You have the sparkly engagement ring, planned the parties, rehearsal dinner, and even a family brunch the day after. You’ve hired a great DJ, rented one of those cool photo booths, and every single detail is taken care of. Your wedding is going to be an event!
Wait a minute. You might want to go back through that to-do list and cross off some of the more expensive items. Couples spend an average of $30,000 planning their wedding day, but watch out—research shows that the more you spend, the shorter your marriage may be.
A study out of Emory University found that couples who spend less on their wedding tend to have longer-lasting marriages than those who have more expensive weddings. The two economic professors who conducted the study, Andrew Francis and Hugo Mialon, also found a similar relationship between less-expensive engagement rings and lower divorce rates.
After surveying more than 3,000 people who have only been married once, Francis and Mialon came away with some interesting statistics:
- Spending between $2,000 to $4,000 on an engagement ring says you’re 1.3 times more likely to get divorced in comparison with those who spend between $500 to $2,000.
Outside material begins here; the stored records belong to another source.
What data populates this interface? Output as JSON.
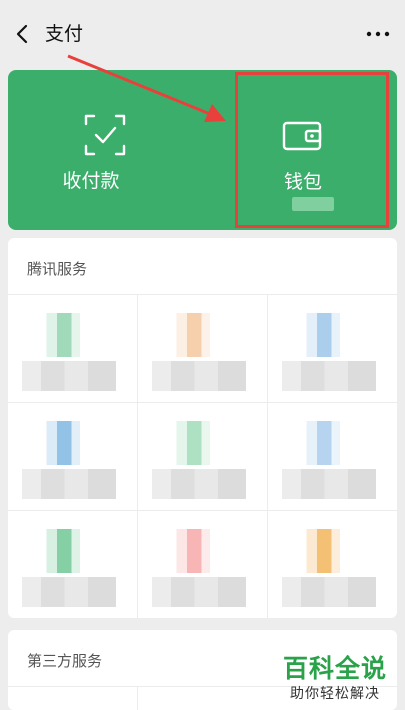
{
  "header": {
    "title": "支付",
    "back_icon": "chevron-left-icon",
    "more_icon": "more-dots-icon"
  },
  "payment_card": {
    "accent": "#3cae6b",
    "highlight_color": "#e8413c",
    "pay_label": "收付款",
    "wallet_label": "钱包"
  },
  "sections": {
    "tencent_title": "腾讯服务",
    "third_party_title": "第三方服务"
  },
  "tencent_services": [
    {
      "icon": "blurred-service-icon",
      "tint": "#8fd4ae"
    },
    {
      "icon": "blurred-service-icon",
      "tint": "#f5c79e"
    },
    {
      "icon": "blurred-service-icon",
      "tint": "#9cc6ea"
    },
    {
      "icon": "blurred-service-icon",
      "tint": "#7fb8e2"
    },
    {
      "icon": "blurred-service-icon",
      "tint": "#9fdcb8"
    },
    {
      "icon": "blurred-service-icon",
      "tint": "#a9cdee"
    },
    {
      "icon": "blurred-service-icon",
      "tint": "#6fc894"
    },
    {
      "icon": "blurred-service-icon",
      "tint": "#f7a8a8"
    },
    {
      "icon": "blurred-service-icon",
      "tint": "#f2b65c"
    }
  ],
  "watermark": {
    "main": "百科全说",
    "sub": "助你轻松解决"
  }
}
- Spending more than $20,000 on a wedding raises the likelihood of divorce by 3.5 times compared to couples who keep their budget between $5,000 and $10,000.
- Couples who spent $1,000 or less on their weddings had a lower than average rate of divorce. But in an ironic twist, the greater number of guests at a wedding, the lower risk of divorce.
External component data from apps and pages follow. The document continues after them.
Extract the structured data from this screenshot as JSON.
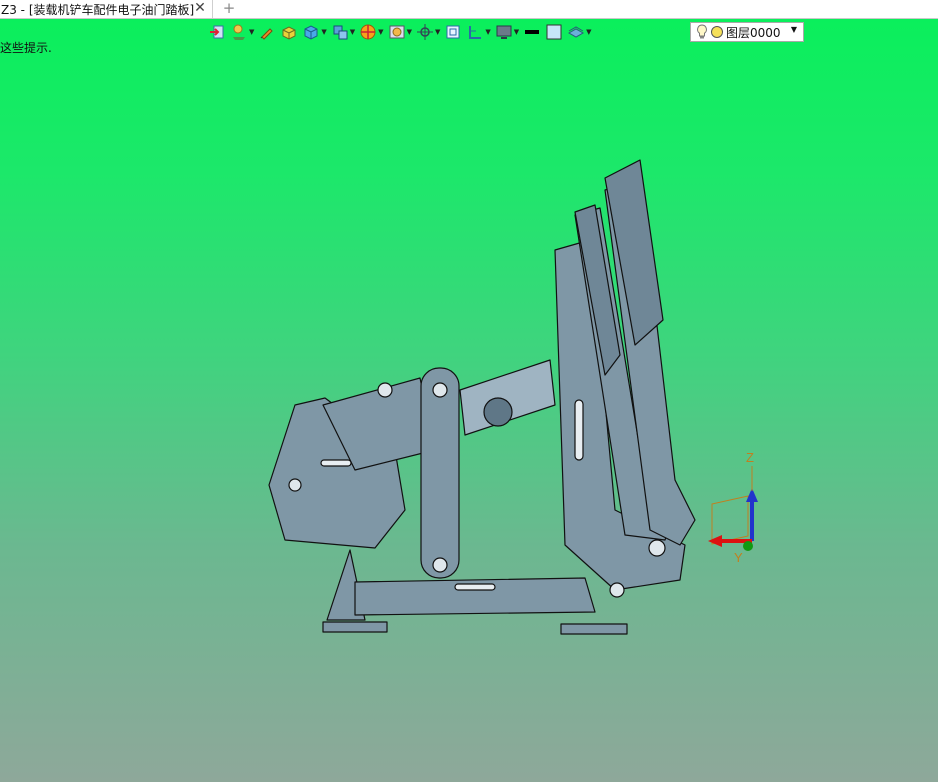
{
  "tab": {
    "title": "Z3 - [装载机铲车配件电子油门踏板]",
    "close": "✕",
    "add": "+"
  },
  "hint": "这些提示.",
  "layer": {
    "name": "图层0000"
  },
  "triad": {
    "z": "Z",
    "y": "Y"
  },
  "toolbar_icons": [
    "import-icon",
    "layer-manager-icon",
    "pen-icon",
    "solid-icon",
    "cube-icon",
    "assembly-icon",
    "color-icon",
    "render-icon",
    "snap-icon",
    "frame-icon",
    "view-icon",
    "display-icon",
    "line-color-icon",
    "fill-color-icon",
    "material-icon",
    "bulb-icon"
  ],
  "colors": {
    "accent": "#08f05a",
    "model": "#7b94a4",
    "bg_bottom": "#8ea89a"
  }
}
In an email to CNN, Francis explained, “The wedding industry has long associated lavish weddings with longer-lasting marriages. Industry advertising has fueled norms that create the impression that spending large amounts on the wedding is a signal of commitment or is necessary for a marriage to be successful.”
Although the two don’t know exactly why their research came out the way it did, there are several possible explanations. Perhaps post-wedding debt might cause tension early in the marriage. Or, there might be issues when the wedding becomes the highlight of the relationship instead of the beginning of the commitment.
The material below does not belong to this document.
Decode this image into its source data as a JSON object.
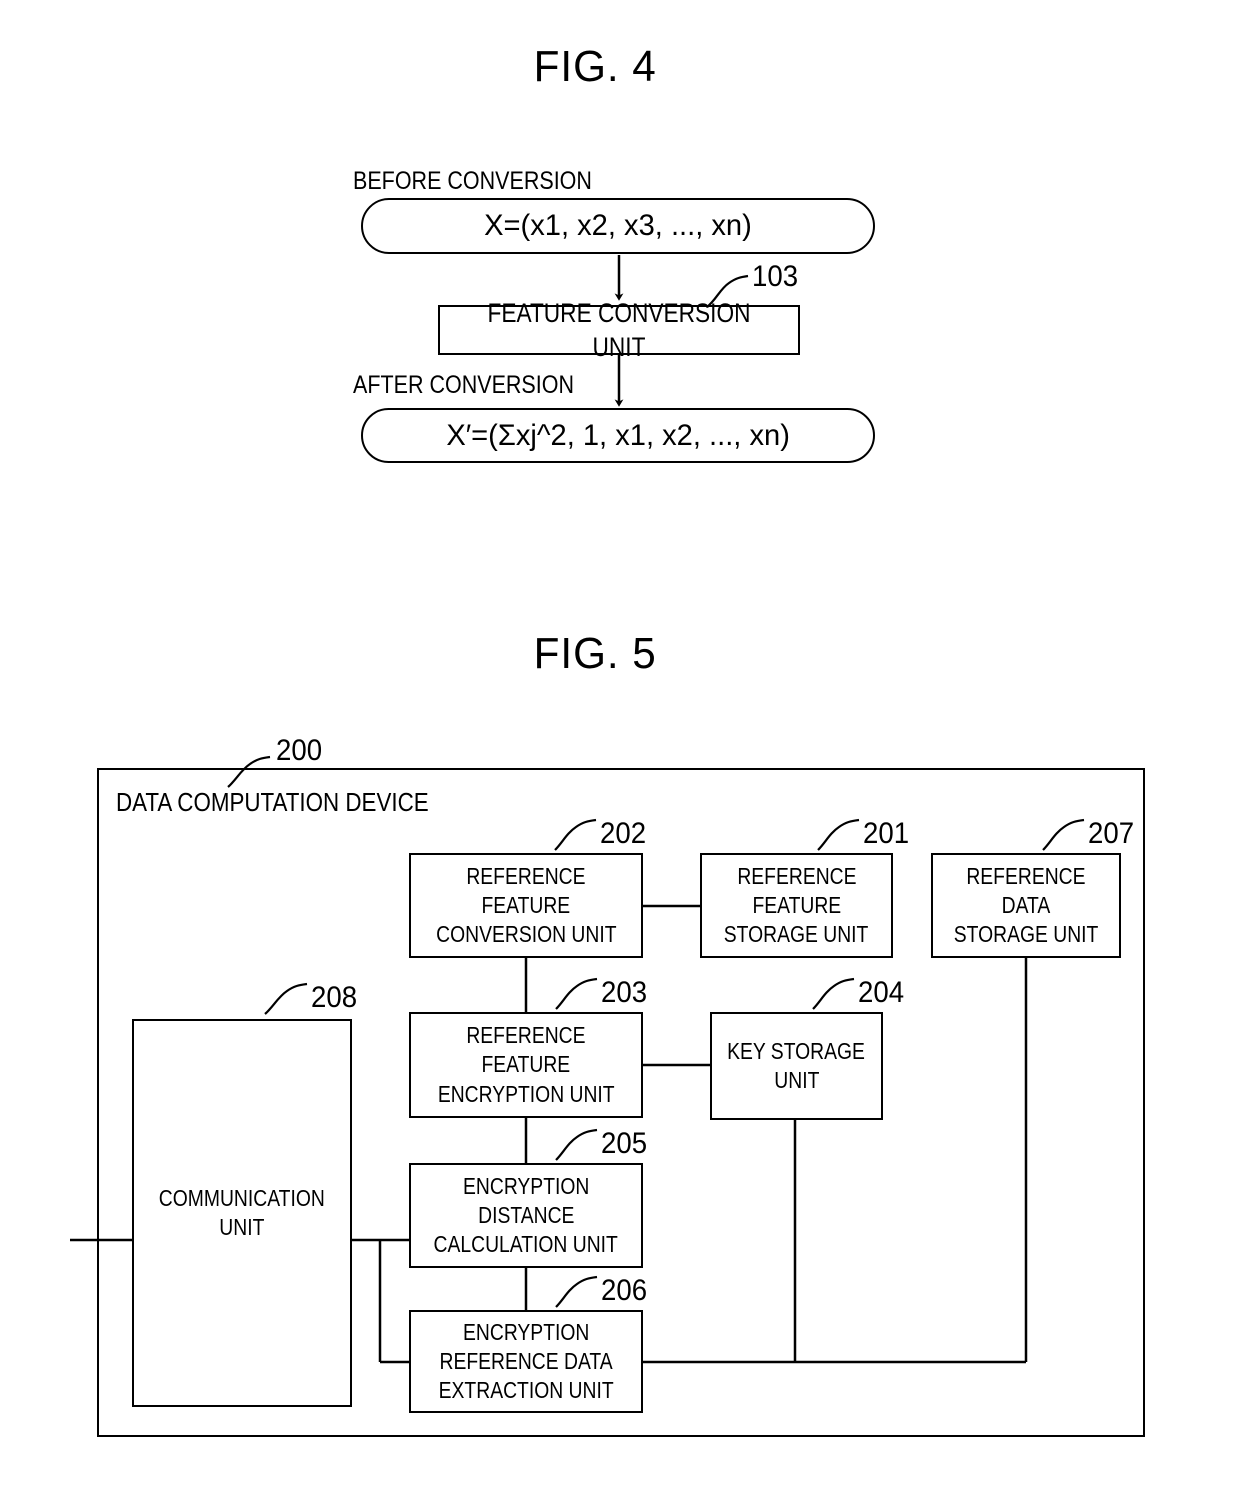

If you’re planning a wedding, though, don’t fear. Even though it might seem contradictory, while excessive spending on your nuptials could be risky to a long marriage, the study did show that a large guest list has the opposite effect. Francis also told CNN, “This could be evidence of a community effect, i.e., having more support from friends and family may help the couple to get through the challenges of marriage. Or this could be that the type of couples who have a lot of friends and family are also the type that tend not to divorce as much.”
So see if you can make that work for you. Don’t cut your guest list—cut your spending per person. Trade the photo booth for instant cameras. Trade the DJ for a custom playlist on your iPod. Get creative and enjoy your day!
At McCabe Russell, PA, we’re here for you and your family through every stage in your life. Our family law attorneys in Bethesda can be trusted to help whenever you need us. To speak with an experienced lawyer serving Montgomery County clients today, please call 443-917-3347 or fill out our contact form. We also maintain offices in Columbia, Rockville and Fulton.